**WHAT THE TASK REQUIRES**
All lines in the material below that hold "title" should be found and copied.

**MATERIAL PROVIDED**
Segment Open

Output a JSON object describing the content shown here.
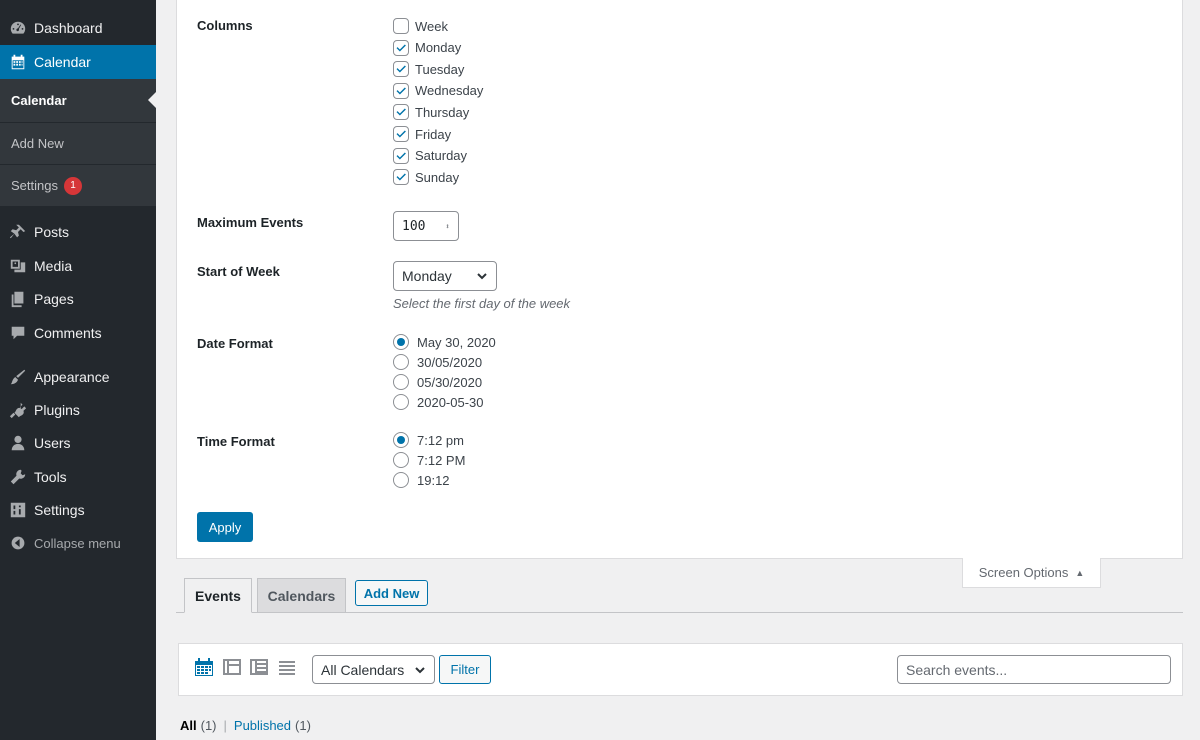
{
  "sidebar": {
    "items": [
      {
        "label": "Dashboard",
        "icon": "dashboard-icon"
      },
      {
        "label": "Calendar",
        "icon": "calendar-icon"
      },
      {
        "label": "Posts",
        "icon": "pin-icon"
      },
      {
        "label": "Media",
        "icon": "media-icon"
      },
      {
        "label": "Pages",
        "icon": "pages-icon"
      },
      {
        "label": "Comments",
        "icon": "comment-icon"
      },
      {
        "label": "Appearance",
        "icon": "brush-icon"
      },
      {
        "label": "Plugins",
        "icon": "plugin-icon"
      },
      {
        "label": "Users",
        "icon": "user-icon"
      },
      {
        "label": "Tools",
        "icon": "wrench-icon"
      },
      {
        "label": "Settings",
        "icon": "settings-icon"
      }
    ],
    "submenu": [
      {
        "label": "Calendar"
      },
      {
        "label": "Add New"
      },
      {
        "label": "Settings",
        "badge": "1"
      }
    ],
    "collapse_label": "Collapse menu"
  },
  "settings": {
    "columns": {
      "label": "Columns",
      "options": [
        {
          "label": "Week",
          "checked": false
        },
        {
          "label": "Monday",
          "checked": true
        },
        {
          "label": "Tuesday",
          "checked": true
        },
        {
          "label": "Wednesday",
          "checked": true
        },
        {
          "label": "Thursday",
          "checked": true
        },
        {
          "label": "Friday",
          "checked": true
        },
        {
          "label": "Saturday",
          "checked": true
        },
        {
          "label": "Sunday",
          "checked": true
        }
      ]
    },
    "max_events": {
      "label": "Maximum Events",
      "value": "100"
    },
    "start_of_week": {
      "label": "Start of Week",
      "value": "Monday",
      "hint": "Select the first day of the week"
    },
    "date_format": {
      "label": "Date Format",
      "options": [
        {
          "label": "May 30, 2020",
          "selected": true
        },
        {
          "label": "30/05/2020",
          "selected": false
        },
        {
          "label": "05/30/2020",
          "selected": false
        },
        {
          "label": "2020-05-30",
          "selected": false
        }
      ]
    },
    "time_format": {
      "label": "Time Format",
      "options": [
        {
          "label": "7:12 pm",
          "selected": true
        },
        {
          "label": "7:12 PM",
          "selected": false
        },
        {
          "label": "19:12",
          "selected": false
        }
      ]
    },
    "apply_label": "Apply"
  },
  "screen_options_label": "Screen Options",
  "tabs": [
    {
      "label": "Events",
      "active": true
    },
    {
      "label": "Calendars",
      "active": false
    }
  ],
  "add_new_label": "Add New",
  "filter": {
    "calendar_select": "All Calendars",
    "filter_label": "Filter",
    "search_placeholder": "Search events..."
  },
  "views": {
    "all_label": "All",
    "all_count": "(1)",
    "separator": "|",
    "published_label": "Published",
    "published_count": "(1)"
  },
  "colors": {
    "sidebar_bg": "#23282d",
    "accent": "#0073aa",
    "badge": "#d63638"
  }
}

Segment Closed
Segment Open

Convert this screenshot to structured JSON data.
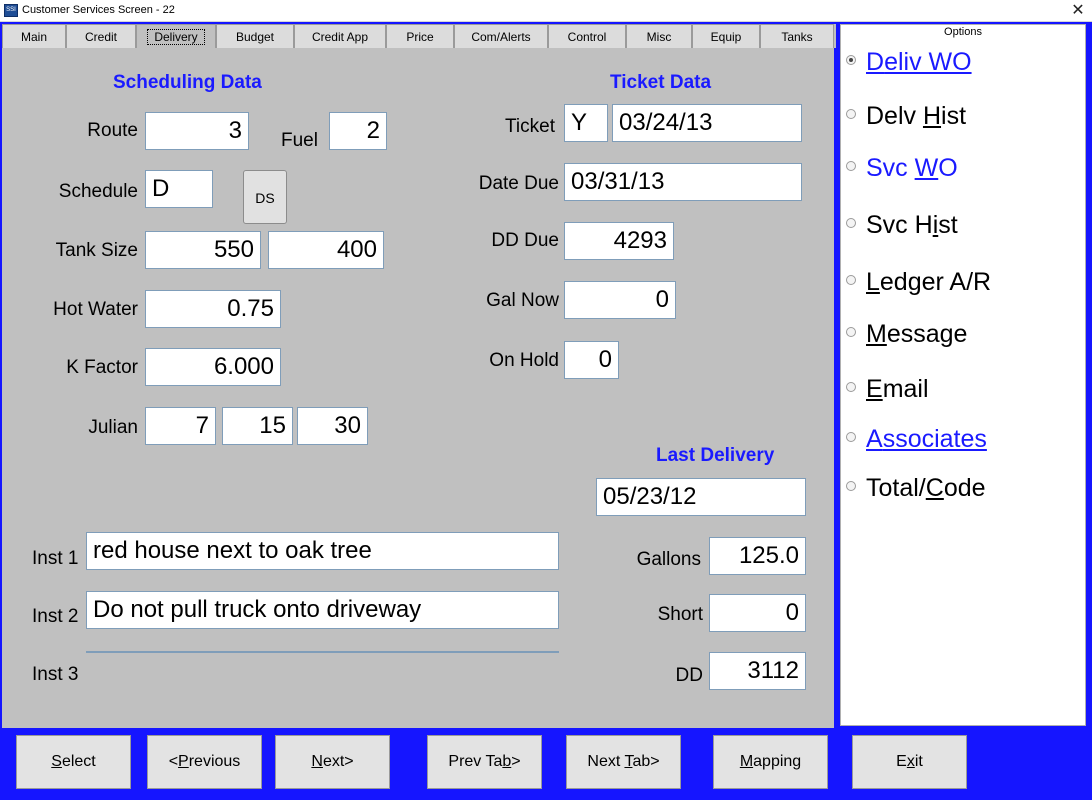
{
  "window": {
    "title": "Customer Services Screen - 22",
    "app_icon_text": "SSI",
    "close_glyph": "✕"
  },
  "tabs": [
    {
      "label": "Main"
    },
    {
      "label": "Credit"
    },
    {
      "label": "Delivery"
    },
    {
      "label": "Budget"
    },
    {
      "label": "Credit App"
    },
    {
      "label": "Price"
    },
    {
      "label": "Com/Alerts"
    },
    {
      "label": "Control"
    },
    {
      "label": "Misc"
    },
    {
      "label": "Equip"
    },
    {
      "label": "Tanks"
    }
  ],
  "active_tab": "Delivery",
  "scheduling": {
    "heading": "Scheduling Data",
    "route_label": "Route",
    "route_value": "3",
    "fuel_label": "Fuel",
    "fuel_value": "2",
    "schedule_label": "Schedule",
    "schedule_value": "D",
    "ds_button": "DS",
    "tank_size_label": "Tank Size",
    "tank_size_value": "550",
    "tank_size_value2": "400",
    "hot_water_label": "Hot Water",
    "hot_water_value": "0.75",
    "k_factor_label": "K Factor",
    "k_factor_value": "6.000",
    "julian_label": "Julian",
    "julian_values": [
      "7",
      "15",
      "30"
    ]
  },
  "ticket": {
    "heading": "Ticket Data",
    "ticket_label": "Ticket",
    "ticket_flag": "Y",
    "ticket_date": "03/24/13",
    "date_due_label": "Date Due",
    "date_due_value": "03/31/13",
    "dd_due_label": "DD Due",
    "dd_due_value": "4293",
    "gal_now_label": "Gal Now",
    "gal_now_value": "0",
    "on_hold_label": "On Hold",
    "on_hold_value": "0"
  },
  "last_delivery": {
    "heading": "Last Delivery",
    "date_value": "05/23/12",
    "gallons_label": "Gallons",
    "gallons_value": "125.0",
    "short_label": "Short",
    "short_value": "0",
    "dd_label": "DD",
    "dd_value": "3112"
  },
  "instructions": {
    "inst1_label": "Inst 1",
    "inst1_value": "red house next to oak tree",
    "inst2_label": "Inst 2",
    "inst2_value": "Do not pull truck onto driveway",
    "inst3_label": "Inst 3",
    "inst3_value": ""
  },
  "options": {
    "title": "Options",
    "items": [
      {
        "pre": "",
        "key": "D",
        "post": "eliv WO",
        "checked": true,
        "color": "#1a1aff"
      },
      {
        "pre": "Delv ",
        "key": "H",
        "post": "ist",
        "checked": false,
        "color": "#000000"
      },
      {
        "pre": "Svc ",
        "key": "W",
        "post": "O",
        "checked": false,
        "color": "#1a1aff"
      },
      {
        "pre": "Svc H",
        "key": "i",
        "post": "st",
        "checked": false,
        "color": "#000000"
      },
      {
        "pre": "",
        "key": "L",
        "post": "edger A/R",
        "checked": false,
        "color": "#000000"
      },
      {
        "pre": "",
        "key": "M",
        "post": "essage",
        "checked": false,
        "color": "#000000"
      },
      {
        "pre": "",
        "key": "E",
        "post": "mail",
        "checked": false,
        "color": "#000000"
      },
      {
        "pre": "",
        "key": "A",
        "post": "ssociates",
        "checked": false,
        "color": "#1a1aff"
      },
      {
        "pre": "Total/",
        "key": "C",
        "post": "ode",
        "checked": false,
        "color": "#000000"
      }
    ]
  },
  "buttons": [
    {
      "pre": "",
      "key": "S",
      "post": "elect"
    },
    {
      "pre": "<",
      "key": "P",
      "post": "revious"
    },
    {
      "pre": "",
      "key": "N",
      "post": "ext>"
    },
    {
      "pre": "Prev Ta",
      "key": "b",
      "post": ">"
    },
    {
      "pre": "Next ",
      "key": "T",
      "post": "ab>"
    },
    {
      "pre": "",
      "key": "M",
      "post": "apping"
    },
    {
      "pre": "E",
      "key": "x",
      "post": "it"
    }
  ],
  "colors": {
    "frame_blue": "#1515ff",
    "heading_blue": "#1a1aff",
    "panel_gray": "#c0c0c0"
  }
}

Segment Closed

**RESPONSE AREA**
    "title": "Customer Services Screen - 22",
    "title": "Options",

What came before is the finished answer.